Of all the things I imagined about my solo trip to Spain, I never thought that I would be involved in a relationship so soon.
Fresh from a breakup, I was happy to be single and free to do all that I wanted in the land of tapas and flamenco. The Universe however had something more planned for me.
Our adventures begin just after class ended. From the school’s location at Calle (Street) Amor de Dios, we embarked on two very important missions. We not only bought European groceries together but he also led me to the local Vodafone store where I got my Spanish pre-paid mobile number. Sweet!Like most relationships it started off casually. We met at Babylon Idiomas, (the language school in Seville where I studied Spanish for four weeks) and were introduced by the friendly staff there. I must admit, I was excited about the prospect of getting to know the narrow streets of Seville with his knowledge of the historical city.
Over the next 25 days we became an inseparable team. I used to impatiently wait for Spanish classes to be over for the day, so that our adventure could begin. Boy did we have many of those! He took me up to the Moorish tower, La Giralda and we got a glimpse of the beautiful Seville from way up top. We got the chance to take in the gothic grandeur of Seville’s Catedral de Santa María de la Sede and strolled together in the serene, lush gardens of the royal Alcazar Palace, built around the 1360’s.
When my new friends told me about taking in the sights at Plaza de Espana but didn’t have the time to go there with me, it was he who brought me to the Spanish Square, a palace in honour of Spain’s cities and rich history – created by architect Anibal Gonzalez . Exploring the green, vast Parque De Maria Luisa close by, I was glad to have his company by my side.
Enjoying wine and a tapa at my favourite cafe
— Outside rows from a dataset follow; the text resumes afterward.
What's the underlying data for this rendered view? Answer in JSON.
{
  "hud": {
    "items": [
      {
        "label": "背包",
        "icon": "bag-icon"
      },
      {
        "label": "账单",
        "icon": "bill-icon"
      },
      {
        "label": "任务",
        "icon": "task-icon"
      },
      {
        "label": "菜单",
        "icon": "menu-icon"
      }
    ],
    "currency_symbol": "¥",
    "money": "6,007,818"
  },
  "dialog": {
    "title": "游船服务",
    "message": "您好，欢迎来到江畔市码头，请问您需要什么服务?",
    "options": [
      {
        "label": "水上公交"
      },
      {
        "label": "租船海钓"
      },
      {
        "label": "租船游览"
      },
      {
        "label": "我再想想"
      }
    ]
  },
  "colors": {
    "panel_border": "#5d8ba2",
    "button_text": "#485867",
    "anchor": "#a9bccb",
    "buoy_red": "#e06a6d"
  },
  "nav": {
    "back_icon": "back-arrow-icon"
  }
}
He also took to me one of the oldest and most important bullrings in Spain – the Plaza De Toros De La Maestranza. Although there were no corridas (bullfights) in action that particular day, it was easy to imagine the battle between men and beast right there in the arena. Luckily the tour at the bullring made up for it, as we went through the history of Spain’s classic sport from the 18th century to the present day with a collection of old costumes, posters, paintings and bull’s heads.
Still, we didn’t do everything together. I had my own space and me time. I travelled on my own to the beautiful cities of Cordoba and Granada. While my otherwise good sense of direction failed me in both places, I did end up visiting the Mezquita (Cordoba) and La Alhambra (Granada) with the help of friendly locals. Though I missed his presence, I knew that the streets of the two cities were not his forte.
We had our time out’s too. Our sojourns didn’t just take us through the winding, narrow streets of Seville, but also to the park benches in front of the relaxing, picturesque river El Guadalquivir. We also discovered new spots with the guidance of the Universe.
Though he never shared the same love for food as we did for exploring, he revealed to me, the many popular and cosy tapas bars in Seville. He was with me all the while when I had my first sip of Spanish vino tinto and patatas bravas, when I tried churos con chocalate with my friend Tara and café con leche.
Our good times we had prompted me to think about changing my Facebook status to In A Relationship but I didn’t want to jump the gun so I left it at Single – and a good thing too!
Like many good relationships, tragedy struck when least expected. I hadn’t a clue what was happening to him. Trying to walk as fast as I could in the cold, pouring rain I didn’t realise that he would get wet, but he did.
I only discovered it a little later, when I opened my bag and found out that my dear Seville map was wet. After class I laid him out in the sun so that he would dry, but it was too late. He was beginning to tear. Leaving me with no other choice, I had to go to the tourist office to get a replica. I must admit that things were not the same with El Mapa II.
It has been one year now. Yes, I still have that well-used, torn, beloved Seville map with me, along with the countless memories.
Note to readers: In Spanish, all nouns are either masculine or feminine. Hence, the map (El Mapa) is a masculine form. This article is inspired by my adventures in Spain with the help of the map.